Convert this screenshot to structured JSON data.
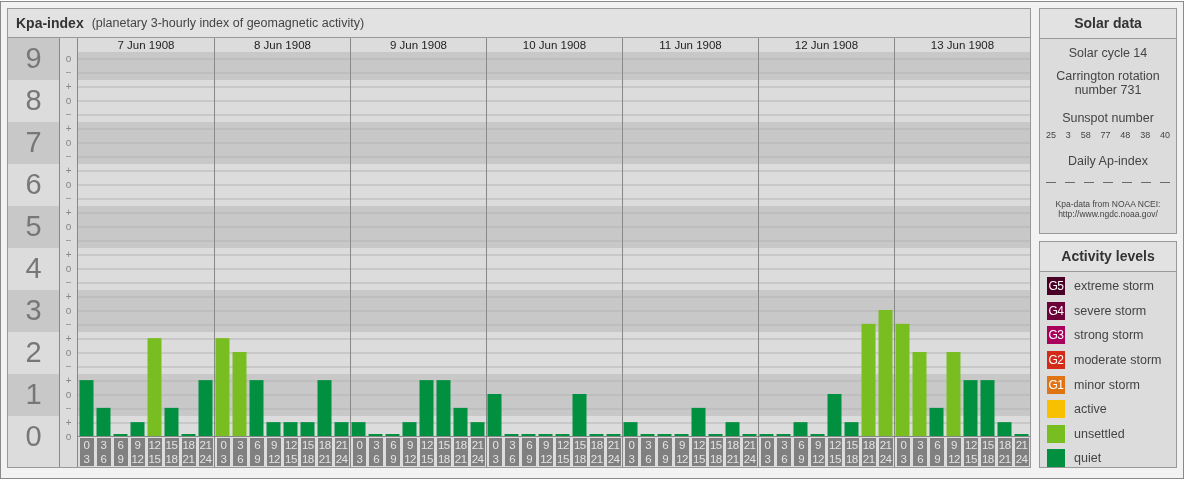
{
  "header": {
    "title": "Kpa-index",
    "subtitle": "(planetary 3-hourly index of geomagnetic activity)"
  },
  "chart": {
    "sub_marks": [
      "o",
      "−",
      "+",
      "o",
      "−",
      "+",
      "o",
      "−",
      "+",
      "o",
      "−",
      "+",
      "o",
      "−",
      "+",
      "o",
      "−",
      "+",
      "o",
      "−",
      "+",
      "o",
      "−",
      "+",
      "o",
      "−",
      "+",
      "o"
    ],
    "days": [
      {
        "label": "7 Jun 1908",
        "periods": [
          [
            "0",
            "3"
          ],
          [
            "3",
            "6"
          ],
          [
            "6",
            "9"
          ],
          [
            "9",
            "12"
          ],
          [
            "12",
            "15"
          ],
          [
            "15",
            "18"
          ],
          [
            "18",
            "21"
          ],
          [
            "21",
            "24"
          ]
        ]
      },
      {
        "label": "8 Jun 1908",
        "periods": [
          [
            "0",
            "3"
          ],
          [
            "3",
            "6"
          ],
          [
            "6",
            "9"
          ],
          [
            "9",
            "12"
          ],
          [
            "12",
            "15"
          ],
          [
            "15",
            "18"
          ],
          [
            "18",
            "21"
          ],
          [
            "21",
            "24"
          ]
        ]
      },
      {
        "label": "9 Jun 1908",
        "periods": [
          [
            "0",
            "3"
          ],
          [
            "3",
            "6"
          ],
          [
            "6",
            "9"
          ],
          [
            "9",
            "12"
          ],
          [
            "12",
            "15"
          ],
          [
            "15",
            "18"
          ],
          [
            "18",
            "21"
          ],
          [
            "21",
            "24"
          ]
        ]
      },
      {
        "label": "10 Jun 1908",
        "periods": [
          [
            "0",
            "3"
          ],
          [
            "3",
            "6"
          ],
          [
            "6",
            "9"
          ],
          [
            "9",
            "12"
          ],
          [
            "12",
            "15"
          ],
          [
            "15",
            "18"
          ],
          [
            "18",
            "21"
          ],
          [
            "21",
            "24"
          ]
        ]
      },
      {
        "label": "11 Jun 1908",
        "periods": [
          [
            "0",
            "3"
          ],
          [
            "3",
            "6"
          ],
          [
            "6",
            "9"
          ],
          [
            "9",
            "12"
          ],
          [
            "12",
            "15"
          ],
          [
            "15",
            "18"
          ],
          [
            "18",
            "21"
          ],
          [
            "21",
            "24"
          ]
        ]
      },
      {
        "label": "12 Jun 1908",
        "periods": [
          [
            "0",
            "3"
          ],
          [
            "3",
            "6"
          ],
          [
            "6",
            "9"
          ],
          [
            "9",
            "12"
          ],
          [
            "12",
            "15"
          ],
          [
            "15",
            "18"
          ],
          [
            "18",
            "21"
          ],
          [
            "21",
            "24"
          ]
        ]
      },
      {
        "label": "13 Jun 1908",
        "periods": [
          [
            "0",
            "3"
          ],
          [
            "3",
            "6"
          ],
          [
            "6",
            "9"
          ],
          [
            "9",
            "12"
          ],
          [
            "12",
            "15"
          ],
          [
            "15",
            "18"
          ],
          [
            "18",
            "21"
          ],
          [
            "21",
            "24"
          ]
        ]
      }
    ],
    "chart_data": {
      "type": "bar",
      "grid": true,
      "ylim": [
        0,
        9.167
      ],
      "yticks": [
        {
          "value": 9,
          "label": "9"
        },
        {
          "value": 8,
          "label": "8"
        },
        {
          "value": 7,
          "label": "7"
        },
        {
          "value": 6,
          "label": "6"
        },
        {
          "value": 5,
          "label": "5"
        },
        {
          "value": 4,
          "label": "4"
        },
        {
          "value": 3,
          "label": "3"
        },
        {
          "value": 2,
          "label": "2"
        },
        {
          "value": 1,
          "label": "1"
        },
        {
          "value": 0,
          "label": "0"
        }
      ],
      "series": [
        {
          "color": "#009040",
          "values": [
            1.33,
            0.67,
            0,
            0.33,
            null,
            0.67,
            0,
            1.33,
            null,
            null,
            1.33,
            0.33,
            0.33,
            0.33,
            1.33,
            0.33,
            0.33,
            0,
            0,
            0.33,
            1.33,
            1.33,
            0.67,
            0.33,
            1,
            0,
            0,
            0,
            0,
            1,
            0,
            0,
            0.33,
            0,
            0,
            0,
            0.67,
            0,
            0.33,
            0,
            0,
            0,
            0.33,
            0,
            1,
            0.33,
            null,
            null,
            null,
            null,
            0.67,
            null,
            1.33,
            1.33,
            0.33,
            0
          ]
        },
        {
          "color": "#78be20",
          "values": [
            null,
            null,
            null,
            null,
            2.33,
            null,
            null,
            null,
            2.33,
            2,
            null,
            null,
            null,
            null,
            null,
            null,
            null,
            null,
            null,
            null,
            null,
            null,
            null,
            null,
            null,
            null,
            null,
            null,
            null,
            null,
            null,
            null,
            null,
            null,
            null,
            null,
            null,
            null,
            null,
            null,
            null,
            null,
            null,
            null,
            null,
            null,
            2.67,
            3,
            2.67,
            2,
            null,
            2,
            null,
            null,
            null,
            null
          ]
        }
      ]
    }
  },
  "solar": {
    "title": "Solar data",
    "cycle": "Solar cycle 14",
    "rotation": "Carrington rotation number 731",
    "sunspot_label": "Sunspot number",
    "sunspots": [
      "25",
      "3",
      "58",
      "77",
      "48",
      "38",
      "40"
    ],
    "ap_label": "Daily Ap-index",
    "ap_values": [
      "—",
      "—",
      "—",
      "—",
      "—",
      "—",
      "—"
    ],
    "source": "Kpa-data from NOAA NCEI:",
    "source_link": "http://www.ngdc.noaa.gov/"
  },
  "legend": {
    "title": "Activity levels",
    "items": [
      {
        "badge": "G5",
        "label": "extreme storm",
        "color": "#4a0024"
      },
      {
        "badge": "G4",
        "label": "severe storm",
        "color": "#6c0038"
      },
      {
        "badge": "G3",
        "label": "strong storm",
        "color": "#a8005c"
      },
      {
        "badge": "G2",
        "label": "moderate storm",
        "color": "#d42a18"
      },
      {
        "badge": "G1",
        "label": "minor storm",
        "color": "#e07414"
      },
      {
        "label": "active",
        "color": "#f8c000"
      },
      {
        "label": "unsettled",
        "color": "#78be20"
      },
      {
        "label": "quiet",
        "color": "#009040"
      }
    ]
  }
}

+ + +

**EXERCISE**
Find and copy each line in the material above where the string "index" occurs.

**WRITTEN SOLUTION**
    "title": "Kpa-index",
    "subtitle": "(planetary 3-hourly index of geomagnetic activity)"
    "ap_label": "Daily Ap-index",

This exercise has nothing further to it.